## REQUIREMENT
Output a faithful copy of the entries, every picture removed.
--- DATA SHOWN Enclosed Below ---
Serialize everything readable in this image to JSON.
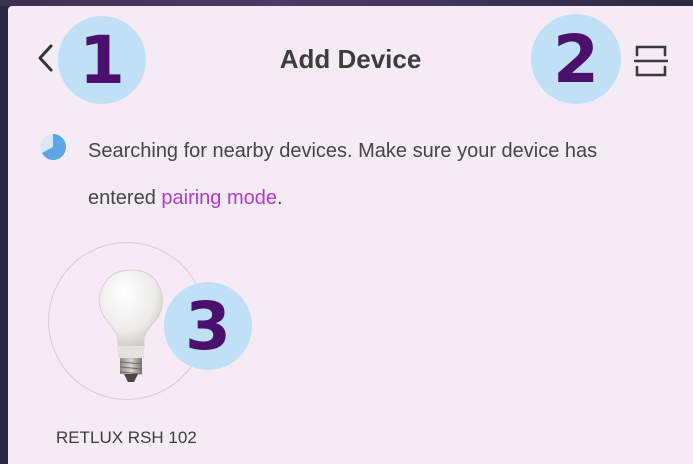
{
  "header": {
    "title": "Add Device",
    "back_icon": "chevron-left-icon",
    "scan_icon": "scan-icon"
  },
  "annotations": [
    "1",
    "2",
    "3"
  ],
  "status": {
    "text_before": "Searching for nearby devices. Make sure your device has entered ",
    "link_text": "pairing mode",
    "text_after": "."
  },
  "devices": [
    {
      "name": "RETLUX RSH 102",
      "icon": "light-bulb-icon"
    }
  ],
  "colors": {
    "background": "#f5ebf5",
    "accent_link": "#b13ad3",
    "badge_fill": "#bfe0f5",
    "badge_text": "#4b0f6e",
    "spinner": "#5aa6e6"
  }
}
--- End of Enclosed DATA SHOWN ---
## OUTPUT OF THE TASK
Serialize everything readable in this image to JSON.
{
  "header": {
    "title": "Add Device",
    "back_icon": "chevron-left-icon",
    "scan_icon": "scan-icon"
  },
  "annotations": [
    "1",
    "2",
    "3"
  ],
  "status": {
    "text_before": "Searching for nearby devices. Make sure your device has entered ",
    "link_text": "pairing mode",
    "text_after": "."
  },
  "devices": [
    {
      "name": "RETLUX RSH 102",
      "icon": "light-bulb-icon"
    }
  ],
  "colors": {
    "background": "#f5ebf5",
    "accent_link": "#b13ad3",
    "badge_fill": "#bfe0f5",
    "badge_text": "#4b0f6e",
    "spinner": "#5aa6e6"
  }
}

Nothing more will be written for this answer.